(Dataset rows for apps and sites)
######
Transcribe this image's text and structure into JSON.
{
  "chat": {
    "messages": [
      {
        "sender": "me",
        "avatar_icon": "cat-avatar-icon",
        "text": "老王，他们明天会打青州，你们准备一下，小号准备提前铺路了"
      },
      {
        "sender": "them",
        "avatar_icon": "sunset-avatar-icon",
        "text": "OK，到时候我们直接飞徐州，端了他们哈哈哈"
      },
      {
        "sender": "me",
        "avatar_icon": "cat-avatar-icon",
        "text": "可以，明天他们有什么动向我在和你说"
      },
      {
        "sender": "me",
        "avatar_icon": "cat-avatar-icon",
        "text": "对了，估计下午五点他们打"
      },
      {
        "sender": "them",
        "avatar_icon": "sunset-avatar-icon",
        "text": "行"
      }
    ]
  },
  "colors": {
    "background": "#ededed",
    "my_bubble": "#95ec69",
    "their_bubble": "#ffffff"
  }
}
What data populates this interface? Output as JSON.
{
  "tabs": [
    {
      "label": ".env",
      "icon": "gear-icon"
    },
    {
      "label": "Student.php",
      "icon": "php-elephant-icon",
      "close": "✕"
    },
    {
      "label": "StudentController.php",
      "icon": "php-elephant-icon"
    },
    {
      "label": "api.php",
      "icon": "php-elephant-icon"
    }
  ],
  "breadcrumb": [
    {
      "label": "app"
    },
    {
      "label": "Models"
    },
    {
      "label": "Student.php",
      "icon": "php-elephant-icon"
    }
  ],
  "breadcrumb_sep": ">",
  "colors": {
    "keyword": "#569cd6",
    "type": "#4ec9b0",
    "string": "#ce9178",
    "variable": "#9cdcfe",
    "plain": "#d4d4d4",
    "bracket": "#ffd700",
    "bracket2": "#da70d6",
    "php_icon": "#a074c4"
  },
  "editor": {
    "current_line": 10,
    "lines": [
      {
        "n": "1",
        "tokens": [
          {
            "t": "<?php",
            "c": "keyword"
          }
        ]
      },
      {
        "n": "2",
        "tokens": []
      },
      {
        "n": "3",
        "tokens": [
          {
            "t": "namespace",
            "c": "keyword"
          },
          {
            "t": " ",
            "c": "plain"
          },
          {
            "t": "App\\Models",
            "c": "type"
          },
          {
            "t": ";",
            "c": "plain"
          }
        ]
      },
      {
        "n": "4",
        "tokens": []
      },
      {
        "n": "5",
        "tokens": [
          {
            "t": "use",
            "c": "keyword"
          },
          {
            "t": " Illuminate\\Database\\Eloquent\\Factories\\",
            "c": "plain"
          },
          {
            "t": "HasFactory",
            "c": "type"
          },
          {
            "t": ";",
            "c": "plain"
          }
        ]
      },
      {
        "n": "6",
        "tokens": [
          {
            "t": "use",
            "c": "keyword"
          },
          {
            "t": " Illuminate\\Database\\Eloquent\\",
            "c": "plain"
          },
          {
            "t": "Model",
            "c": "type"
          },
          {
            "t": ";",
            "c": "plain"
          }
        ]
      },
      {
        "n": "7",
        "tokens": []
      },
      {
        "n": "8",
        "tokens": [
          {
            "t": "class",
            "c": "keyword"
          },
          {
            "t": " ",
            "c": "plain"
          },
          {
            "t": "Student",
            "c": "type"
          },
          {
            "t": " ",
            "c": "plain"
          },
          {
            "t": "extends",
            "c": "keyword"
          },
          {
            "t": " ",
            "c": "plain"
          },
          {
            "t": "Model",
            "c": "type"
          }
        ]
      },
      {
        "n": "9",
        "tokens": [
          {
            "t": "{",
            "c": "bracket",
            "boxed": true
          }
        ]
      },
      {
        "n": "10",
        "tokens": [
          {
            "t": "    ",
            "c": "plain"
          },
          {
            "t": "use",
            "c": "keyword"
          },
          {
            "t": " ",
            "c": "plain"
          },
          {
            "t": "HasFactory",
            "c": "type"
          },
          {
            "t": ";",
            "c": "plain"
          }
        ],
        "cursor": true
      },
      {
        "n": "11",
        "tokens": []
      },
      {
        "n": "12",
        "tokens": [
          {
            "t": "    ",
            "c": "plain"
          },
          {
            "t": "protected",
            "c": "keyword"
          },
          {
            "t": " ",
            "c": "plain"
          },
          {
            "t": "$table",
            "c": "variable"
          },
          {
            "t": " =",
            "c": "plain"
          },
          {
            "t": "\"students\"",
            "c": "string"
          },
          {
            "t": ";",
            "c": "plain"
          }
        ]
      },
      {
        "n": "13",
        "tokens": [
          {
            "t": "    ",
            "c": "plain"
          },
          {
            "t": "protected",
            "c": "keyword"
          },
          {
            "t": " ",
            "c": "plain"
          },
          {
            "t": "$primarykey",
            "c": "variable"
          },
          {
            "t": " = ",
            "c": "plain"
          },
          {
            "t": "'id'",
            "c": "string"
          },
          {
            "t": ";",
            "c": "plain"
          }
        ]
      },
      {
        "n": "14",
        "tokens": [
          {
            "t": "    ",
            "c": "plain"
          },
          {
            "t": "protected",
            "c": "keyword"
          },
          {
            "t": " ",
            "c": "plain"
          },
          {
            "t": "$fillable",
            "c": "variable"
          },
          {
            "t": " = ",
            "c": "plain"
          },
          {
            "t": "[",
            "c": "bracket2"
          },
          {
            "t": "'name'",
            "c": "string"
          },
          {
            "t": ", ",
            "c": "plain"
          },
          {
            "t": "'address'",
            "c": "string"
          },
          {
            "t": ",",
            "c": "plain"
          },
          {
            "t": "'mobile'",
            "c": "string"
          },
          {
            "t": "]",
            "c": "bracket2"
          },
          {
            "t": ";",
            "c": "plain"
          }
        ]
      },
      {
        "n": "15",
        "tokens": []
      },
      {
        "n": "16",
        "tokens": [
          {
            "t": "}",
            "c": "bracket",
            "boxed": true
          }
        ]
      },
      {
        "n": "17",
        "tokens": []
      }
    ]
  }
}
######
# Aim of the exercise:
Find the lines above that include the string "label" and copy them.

# Answer to this task:
      "label": ".env",
      "label": "Student.php",
      "label": "StudentController.php",
      "label": "api.php",
      "label": "app"
      "label": "Models"
      "label": "Student.php",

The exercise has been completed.